Work instructions:
Wherever the word "with" appears in a line of the records, copy that line.

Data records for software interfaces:
• • • • •
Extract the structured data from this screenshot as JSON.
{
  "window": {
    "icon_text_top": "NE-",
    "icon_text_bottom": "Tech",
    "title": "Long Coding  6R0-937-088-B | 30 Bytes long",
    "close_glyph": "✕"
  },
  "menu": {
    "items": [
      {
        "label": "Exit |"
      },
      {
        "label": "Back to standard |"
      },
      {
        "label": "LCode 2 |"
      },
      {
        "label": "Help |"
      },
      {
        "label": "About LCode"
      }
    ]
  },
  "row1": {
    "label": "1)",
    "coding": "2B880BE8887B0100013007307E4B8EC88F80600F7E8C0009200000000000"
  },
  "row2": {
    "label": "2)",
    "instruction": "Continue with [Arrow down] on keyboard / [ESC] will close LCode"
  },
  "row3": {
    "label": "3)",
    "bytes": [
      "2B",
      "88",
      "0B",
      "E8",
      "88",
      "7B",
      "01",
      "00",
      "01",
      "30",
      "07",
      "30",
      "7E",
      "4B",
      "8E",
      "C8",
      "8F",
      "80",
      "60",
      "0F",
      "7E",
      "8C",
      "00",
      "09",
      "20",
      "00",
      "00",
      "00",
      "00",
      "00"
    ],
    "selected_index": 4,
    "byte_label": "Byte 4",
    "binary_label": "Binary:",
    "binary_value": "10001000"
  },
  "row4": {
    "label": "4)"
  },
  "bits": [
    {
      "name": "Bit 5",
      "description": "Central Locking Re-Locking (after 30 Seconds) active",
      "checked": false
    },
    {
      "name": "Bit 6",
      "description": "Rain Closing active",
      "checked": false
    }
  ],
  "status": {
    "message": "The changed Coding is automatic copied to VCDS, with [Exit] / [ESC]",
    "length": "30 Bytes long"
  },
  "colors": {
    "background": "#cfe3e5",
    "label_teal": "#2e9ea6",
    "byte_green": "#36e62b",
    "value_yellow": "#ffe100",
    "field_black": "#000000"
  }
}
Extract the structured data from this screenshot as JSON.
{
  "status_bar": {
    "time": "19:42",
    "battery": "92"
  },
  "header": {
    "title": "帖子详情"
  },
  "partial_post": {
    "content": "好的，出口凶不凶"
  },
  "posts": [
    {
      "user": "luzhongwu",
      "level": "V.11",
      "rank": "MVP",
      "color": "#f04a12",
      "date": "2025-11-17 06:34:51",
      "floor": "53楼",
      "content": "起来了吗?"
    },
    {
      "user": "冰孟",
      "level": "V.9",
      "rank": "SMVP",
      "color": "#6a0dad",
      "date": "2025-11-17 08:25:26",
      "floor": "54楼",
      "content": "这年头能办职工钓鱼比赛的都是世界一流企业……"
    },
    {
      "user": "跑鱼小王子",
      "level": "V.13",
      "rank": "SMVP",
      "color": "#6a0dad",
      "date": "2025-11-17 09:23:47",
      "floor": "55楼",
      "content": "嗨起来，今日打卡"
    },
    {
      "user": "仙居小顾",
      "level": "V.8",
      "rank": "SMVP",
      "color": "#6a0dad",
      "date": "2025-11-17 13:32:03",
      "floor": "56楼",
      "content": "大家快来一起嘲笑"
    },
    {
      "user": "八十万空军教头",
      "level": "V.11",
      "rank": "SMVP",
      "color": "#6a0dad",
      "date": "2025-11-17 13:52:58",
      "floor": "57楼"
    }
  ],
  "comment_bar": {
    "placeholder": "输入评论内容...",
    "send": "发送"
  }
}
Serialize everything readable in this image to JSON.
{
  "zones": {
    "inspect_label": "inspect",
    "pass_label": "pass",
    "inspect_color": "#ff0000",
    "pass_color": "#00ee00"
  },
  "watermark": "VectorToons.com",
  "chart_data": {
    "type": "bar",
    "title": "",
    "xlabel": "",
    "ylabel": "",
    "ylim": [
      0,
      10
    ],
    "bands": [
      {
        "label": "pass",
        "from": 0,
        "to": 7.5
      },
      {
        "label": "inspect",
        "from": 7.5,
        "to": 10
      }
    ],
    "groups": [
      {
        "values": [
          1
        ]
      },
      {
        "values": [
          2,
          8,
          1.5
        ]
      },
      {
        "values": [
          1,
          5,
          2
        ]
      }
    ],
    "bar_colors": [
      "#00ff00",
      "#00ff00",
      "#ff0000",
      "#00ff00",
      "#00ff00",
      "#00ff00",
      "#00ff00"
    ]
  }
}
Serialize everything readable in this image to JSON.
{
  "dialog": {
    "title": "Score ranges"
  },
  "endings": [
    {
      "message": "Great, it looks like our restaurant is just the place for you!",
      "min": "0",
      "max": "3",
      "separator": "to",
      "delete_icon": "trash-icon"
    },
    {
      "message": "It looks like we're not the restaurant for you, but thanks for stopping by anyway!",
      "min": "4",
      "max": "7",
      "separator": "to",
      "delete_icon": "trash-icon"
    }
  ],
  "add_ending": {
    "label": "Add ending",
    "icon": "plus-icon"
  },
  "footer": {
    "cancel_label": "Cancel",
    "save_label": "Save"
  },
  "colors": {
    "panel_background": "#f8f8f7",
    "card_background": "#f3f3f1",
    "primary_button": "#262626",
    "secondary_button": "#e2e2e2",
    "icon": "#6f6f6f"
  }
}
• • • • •
Task answer:
    "instruction": "Continue with [Arrow down] on keyboard / [ESC] will close LCode"
    "message": "The changed Coding is automatic copied to VCDS, with [Exit] / [ESC]",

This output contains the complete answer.